Bill Wielechowski, the Anchorage Democrat senator best known for grandiose speeches and feigned outrage, spent Tuesday afternoon in an Anchorage courthouse picking a fight with the governor.
The oral arguments before the Alaska Supreme Court in Wielechowski, Halford, and Tillion v. SOA APFC had a warm-up act outside that started at noon, when 50-70 people braved the rain and held homemade signs in front of the Boney Courthouse in a “save the PFD rally.”
Most of the rally participants were from outside of Wielechowski’s East Anchorage district, and they didn’t appear to be organized by him. Many protesters stayed to sit through the hour-long hearing. Former State Sen. Hollis French, a Democrat, was seen wandering through the crowd.
Proceedings consisted of Wielechowski, more subdued than usual, stating his case that Gov. Bill Walker overreached when he line-item vetoed half of the 2016 Permanent Fund dividend from the state operating budget. Dividend recipients received $1,022 from an estimated $2,100 they would have gotten.

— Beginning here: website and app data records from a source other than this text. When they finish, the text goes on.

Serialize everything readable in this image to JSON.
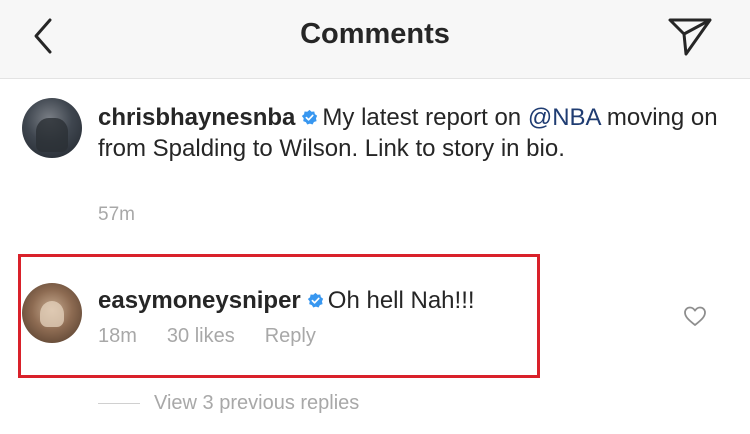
{
  "header": {
    "title": "Comments",
    "back_icon": "chevron-left-icon",
    "share_icon": "paper-plane-icon"
  },
  "post": {
    "username": "chrisbhaynesnba",
    "verified": true,
    "text_before": "My latest report on ",
    "mention": "@NBA",
    "text_after": " moving on from Spalding to Wilson. Link to story in bio.",
    "time": "57m"
  },
  "comment": {
    "username": "easymoneysniper",
    "verified": true,
    "text": "Oh hell Nah!!!",
    "time": "18m",
    "likes": "30 likes",
    "reply_label": "Reply",
    "like_icon": "heart-outline-icon",
    "highlight_color": "#d9212a"
  },
  "replies": {
    "label": "View 3 previous replies"
  },
  "colors": {
    "verified_badge": "#3897f0",
    "mention": "#1f3c72",
    "muted_text": "#a8a8a8"
  }
}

Wielechowski was followed by the State’s case, amply presented by an eloquent and polished Kathryn Vogel from the Department of Law on behalf of the Permanent Fund Corp.
Finally, a 10-minute rebuttal was delivered by Wielechowski’s co-counsel, a nervous and tentative Sonja Kawasaki. Ms. Kawasaki is the sister of Rep. Scott Kawasaki (D-Fairbanks). She is a legislative staff aide to Wielechowski, and a recent judicial law clerk for the Alaska Supreme Court.
The case boils down to whether the annual transfer of a statutorily calculated sum from the Permanent Fund’s Earnings Reserve Account to the dividend fund for the annual payment of dividends requires an appropriation (something subject to the governor’s line item veto).
Wielechowski contends it is not an actual appropriation, therefore it cannot be vetoed. He contends the funds are an automatic statutory transfer, set up that way by the constitutional amendment that created the Permanent Fund in 1976. Statutory transfers are not veto material for the governor.
The State’s case in large part hangs on the constitutional power of the governor to check, or veto spending by the Legislature.
The appropriations clause, in a nutshell, says that if State money is going to be spent, it must be authorized through a legislative appropriation enacted in law. If it’s in a budget, the governor should be able to veto it.
That’s an important power for a governor to have, especially if the Legislature were to go on a spending spree.
Wielechowski, former Sen. Rick Halford and former Sen. Clem Tillion, who are the plaintiffs, allege that whether or not this transfer appears within the operating budget as an appropriation is irrelevant—it has been treated as a dedicated fund since the dividend’s creation, and it did not have a legally valid appropriation to be carried out until 2010 anyway.
Wilechowski also notes that it did not appear in budgets in the early 1980s, yet the money was still distributed.
Ms. Kawasaki, speaking on behalf of Wielechowski and rebutting the State, noted that the State operating budgets also contain an annual appropriation amount from the treasury to the corpus of the Permanent Fund to satisfy the Alaska Constitution’s requirement that at least 25 percent of state mineral wealth shall be placed in a permanent fund.
It would be hard to imagine any court sustaining an assertion that the governor could veto something so clearly required by the Constitution just because it appeared as an appropriation in the budget.
Yet, the Legislature continues to include that transfer as an appropriation in the budget, because accounting practices demand it. But that method of transfer is not what the court has been asked to rule on. The dedication of revenue to the Permanent Fund corpus appears in the Constitution, yet the dividend and its mechanisms do not.
Chief Justice Craig Stowers concluded the hearing by thanking the crowd in attendance. An unidentified man stood up and shouted: “with interest!” clearly alluding to a desire for the 2016 dividend to be restored to its full amount, and for Alaskans to be compensated for their loss.
The court has not said how long it will take to rule on the appeal.
Regardless of whether the court rules in favor of Wielechowski, which seems unlikely, the case will have effectively served its purpose. The implications of the lawsuit extend far beyond the potential influx of $683,234,813 into a beleaguered Alaskan economy — that’s the actual total which was vetoed. This is about the 2018 election.
The suit is a high-profile way for Wielechowski to simultaneously build a populist statewide following, poke a very unpopular governor and hit dozens of news cycles whilst casting himself in a positive light.
News stories about the PFD up through next year’s election will undoubtedly include a mention of Wielechowski and his lawsuit to “Save the PFD.”
The Alaska Legislature may have a budget deal in the works that will avoid a government shutdown on July 1. That compromise will likely be followed by a capital budget and then a trickle of legislators making public their decisions to run for governor or lieutenant governor.
Barring Mark Begich jumping into the fray, it’s a safe bet that Wielechowski won’t declare his intent to run for governor until after the court makes its ruling.